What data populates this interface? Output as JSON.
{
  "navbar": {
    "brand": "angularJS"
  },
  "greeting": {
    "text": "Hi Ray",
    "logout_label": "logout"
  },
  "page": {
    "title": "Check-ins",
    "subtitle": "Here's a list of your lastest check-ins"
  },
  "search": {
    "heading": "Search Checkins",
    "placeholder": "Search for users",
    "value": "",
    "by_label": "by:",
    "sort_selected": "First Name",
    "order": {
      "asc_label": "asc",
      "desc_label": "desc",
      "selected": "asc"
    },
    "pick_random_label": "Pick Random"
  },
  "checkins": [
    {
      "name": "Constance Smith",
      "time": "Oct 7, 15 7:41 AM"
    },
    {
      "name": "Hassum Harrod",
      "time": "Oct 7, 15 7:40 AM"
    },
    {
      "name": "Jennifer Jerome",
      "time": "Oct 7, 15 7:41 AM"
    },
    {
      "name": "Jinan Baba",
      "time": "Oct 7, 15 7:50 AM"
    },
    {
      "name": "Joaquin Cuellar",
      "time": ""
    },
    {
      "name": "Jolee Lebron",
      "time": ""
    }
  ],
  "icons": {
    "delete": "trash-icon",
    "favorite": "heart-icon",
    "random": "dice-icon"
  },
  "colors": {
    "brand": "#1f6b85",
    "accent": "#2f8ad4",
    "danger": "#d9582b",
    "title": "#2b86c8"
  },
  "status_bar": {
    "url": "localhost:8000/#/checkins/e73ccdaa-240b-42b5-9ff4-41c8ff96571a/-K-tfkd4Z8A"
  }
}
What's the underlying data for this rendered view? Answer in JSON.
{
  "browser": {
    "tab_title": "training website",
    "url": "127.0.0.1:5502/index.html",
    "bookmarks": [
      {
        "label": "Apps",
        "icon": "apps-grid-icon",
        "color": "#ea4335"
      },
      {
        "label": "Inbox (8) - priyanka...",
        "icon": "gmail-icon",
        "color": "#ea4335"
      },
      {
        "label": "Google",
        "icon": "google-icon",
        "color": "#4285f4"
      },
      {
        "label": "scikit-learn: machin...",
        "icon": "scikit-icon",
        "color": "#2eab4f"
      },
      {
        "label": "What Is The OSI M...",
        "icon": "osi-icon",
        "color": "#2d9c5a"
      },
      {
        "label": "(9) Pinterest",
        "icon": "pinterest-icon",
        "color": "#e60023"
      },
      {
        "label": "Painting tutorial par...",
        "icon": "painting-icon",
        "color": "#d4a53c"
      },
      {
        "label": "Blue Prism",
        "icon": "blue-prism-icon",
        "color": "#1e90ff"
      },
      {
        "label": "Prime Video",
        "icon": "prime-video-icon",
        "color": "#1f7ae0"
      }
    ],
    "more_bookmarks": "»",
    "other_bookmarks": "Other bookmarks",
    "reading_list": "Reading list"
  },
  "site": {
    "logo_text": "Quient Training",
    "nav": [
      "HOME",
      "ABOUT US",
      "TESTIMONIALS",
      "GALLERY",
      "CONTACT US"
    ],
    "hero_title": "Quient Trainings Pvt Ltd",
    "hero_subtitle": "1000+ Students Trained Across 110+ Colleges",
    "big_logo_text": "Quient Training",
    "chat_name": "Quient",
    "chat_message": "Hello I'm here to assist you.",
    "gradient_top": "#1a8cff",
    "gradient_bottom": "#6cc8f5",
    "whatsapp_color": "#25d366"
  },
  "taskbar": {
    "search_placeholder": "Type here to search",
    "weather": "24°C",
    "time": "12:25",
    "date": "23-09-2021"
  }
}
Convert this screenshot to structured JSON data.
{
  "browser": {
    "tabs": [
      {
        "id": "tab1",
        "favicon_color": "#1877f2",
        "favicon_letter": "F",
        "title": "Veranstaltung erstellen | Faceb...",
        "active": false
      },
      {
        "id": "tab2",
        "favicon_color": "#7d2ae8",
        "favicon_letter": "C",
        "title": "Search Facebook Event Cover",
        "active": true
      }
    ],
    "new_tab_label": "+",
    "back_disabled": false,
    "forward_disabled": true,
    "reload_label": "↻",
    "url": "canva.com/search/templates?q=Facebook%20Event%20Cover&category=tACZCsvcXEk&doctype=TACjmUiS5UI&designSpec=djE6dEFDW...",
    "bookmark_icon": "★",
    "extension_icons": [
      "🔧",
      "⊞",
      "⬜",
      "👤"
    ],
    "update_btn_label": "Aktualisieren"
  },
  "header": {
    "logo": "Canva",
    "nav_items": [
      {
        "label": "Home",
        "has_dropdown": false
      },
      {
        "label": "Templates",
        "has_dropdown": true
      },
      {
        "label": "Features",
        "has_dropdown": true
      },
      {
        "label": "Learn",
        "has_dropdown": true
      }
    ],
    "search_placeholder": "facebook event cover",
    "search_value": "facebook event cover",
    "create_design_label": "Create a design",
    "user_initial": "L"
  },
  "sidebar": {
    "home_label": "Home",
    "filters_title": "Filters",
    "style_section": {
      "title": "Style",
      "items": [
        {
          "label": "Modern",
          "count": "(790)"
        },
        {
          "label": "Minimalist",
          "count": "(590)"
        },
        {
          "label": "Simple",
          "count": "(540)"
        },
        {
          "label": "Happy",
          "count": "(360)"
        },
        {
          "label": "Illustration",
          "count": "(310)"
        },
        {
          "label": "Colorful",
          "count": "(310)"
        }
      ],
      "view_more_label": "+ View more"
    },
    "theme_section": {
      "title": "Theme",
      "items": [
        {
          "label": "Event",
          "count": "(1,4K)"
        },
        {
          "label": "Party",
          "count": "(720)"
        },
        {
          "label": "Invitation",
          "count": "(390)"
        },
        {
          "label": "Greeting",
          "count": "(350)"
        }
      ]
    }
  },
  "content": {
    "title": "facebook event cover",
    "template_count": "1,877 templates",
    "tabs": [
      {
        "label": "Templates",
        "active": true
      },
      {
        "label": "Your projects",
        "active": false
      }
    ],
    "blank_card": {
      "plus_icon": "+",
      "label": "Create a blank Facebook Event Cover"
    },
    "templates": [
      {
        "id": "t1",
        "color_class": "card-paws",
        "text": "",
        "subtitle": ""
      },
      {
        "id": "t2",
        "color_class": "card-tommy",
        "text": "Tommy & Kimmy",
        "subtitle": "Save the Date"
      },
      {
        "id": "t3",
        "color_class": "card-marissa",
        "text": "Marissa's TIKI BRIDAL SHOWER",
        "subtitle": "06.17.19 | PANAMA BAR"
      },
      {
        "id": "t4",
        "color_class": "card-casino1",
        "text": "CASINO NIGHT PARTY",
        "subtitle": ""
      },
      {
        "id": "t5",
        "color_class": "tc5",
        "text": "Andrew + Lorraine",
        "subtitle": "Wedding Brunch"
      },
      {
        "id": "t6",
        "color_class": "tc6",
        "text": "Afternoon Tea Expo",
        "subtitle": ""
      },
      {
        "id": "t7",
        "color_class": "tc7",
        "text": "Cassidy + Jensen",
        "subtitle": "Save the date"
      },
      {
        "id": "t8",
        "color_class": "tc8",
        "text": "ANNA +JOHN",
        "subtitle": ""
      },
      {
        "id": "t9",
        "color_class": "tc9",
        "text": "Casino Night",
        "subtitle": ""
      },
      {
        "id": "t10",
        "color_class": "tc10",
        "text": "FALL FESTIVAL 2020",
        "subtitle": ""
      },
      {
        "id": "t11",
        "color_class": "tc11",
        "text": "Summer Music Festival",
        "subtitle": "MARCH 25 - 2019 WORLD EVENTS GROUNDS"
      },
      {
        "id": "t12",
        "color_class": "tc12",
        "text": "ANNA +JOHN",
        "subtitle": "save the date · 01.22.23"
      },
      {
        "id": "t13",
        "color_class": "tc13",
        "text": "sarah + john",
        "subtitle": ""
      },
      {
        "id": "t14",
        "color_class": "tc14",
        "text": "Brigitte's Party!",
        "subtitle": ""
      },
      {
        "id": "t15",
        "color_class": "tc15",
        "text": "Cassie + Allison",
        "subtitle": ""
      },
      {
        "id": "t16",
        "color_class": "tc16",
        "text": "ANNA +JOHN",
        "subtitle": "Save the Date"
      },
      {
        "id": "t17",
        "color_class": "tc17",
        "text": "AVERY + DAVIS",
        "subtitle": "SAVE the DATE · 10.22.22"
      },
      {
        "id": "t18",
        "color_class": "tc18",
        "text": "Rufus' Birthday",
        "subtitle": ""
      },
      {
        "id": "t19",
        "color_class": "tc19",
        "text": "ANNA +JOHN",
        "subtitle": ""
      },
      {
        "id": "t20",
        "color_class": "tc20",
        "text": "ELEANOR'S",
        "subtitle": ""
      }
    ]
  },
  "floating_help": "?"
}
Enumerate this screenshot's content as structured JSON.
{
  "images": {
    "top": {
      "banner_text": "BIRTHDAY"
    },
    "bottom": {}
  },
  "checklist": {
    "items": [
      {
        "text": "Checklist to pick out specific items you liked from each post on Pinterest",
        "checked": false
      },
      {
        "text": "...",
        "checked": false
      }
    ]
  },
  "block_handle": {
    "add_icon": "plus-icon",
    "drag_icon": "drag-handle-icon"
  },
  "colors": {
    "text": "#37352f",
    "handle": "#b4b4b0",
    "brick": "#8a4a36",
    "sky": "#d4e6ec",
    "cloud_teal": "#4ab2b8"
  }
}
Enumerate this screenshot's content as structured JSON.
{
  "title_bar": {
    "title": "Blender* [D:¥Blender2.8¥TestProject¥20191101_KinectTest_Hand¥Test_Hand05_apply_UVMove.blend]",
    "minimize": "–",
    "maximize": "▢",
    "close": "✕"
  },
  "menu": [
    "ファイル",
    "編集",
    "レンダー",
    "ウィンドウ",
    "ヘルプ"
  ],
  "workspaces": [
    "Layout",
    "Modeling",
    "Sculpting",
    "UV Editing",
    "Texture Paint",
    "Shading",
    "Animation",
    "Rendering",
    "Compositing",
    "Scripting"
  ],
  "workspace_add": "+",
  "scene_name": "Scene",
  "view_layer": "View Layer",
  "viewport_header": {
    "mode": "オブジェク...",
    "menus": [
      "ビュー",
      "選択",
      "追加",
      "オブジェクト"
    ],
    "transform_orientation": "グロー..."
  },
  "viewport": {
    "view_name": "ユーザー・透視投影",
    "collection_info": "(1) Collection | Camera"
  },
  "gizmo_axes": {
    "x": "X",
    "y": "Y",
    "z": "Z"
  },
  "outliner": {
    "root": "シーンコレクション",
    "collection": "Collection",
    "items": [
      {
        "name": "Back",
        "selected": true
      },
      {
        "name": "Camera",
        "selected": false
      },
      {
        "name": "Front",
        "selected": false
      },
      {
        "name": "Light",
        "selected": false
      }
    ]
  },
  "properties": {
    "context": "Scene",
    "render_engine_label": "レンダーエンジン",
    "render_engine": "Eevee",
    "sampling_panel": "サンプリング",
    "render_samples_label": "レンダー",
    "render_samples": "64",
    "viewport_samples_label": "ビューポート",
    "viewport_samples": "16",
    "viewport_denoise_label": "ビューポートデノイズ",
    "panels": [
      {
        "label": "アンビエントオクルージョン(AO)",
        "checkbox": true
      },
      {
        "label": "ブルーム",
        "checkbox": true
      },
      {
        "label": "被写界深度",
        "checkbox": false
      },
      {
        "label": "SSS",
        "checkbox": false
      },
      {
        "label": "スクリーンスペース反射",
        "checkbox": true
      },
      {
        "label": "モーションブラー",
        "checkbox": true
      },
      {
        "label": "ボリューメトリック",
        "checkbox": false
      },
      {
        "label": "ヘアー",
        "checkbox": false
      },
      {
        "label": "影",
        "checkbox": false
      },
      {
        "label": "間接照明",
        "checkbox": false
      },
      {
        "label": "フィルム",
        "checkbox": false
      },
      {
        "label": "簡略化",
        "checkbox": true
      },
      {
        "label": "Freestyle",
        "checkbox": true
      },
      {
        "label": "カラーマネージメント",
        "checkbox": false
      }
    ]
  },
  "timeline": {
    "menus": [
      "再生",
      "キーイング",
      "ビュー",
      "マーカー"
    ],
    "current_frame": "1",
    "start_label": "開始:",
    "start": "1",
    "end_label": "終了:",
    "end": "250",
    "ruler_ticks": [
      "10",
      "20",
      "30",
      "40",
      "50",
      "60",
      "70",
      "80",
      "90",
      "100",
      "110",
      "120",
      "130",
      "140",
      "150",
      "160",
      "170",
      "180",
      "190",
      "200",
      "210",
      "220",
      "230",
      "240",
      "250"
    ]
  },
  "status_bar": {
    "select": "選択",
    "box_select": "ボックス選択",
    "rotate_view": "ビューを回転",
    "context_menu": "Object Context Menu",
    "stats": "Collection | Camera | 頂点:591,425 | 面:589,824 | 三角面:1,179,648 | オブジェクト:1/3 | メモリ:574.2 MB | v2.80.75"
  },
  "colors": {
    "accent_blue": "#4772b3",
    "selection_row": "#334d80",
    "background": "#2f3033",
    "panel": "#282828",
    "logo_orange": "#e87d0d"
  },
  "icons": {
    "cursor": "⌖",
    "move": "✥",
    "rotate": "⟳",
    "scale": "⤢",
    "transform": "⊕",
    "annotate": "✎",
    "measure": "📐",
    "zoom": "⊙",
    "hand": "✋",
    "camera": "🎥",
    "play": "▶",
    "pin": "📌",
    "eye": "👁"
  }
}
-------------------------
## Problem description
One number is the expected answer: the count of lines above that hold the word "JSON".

## Answer to the problem
5